Leaders in Connecticut's arts community were stunned Wednesday over Gov.
The proposed cuts have raised concern as more than 20 different programs have a zero placed next to their names in Malloy's budget. The groups have already set their fiscal plans for 2012, and could have their state funding disappear in the middle of the year.
The cuts include $2.1 million from the Connecticut Humanities Council, nearly $800,000 from the
Catherine Smith, commissioner of the state Department of Economic and Community Development, told legislators on the appropriations committee Wednesday that Malloy was "moving away from an earmarked, line item by line item grant'' for the arts.
"The goal is not to zero-out these organizations, despite what it looks like on paper,'' Smith said during an afternoon budget hearing with legislators. "We do want to move toward that notion that people will apply for funding on an annual basis.''
At the same time, Malloy is calling for spending an additional $10 million on statewide marketing to help increase tourism under the state Department of Economic and Community Development.
At a public hearing Wednesday night, the leaders of some of the state's marquee arts organizations, including
"We were all very surprised,'' said Stuart Parnes, executive director of the Connecticut Humanities Council. "We were all shocked. … We don't know what the guidelines [for future funding] will be at this point.''
The leaders of the Shubert, Palace, and
The proposed cuts would affect organizations throughout the state, including:

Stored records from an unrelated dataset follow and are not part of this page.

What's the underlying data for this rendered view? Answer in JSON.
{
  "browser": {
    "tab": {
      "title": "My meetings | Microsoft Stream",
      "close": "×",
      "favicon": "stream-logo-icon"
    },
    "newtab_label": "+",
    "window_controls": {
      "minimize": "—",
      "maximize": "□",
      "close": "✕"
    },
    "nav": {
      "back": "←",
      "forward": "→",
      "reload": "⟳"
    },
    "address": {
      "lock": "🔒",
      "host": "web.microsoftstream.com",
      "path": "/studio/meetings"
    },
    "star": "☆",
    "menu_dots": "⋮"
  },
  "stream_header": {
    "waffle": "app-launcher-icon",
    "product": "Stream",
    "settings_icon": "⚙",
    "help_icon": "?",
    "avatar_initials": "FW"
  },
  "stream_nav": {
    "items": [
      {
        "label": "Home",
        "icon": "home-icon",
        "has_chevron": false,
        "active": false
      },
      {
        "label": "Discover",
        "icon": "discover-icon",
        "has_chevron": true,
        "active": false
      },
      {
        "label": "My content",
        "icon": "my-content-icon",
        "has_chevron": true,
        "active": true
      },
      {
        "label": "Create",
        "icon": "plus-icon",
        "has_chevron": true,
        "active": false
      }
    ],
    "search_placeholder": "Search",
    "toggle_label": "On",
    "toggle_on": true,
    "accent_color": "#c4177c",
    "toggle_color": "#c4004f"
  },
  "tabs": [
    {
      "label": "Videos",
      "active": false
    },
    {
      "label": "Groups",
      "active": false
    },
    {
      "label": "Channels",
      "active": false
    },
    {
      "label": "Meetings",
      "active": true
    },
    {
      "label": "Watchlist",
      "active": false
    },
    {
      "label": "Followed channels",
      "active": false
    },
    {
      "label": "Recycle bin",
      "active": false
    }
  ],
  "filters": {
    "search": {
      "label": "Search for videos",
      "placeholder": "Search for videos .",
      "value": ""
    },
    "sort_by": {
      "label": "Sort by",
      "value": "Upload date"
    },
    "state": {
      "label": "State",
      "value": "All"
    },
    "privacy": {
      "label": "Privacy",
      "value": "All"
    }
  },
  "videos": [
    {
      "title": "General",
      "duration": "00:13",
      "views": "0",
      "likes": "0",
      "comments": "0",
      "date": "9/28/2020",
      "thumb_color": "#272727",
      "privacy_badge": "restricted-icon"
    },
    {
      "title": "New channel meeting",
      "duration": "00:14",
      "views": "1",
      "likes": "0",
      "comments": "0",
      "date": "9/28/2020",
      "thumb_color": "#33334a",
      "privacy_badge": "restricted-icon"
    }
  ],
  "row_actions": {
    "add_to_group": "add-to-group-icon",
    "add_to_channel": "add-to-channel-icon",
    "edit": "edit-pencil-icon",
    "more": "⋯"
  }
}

In response to a question during the afternoon hearing, Smith said she did not know if arts groups were told in advance that their grants would be sliced to zero.
Sen. Robert Duff, D-Norwalk, said he was "not completely comfortable with this in the way it was rolled out." He added, "The legislative branch, as a co-equal branch of government, has a role to play, too.''
Later, Smith said that the state would be increasing money for tourism to $25 million and would be developing a new "brand" for Connecticut.
"The governor worked on the 'I Love New York' campaign when he was in law school,'' Smith told Sen.
Harp responded that television advertising is "really, really expensive'' to broadcast.
"This is what the research will inform us about on where to spend the dollars,'' Smith responded. "We want to be aiming at a younger, maybe 30 to 50, age market. ... We're mostly a drive-to state for tourism.''
As such, some advertising would be targeted at states like Rhode Island and New Jersey because vacationers can drive from those states to Connecticut, she said.
"We will be happy to come back to this committee and any others once those decisions are made,'' Smith said, adding that she would have more answers in April.
The New Haven Festival of Arts and Ideas has been on the budget-cutting list at times in the past, but former state Rep.
This year's event will be the 17th annual festival, coming on the heels of a successful 2011 festival that included a free concert on the
Smith's deputy, Kip Bergstrom, has held five forums throughout the state to inform the arts community about the proposed changes for competitive grants and a "transition'' period for funding. The meetings started Jan. 24 in New Haven, and the most recent was Wednesday in Hartford. But Parnes said that the cuts were never discussed by Bergstrom at the sessions.
"None of this,'' Parnes said, "was ever mentioned at those meetings.''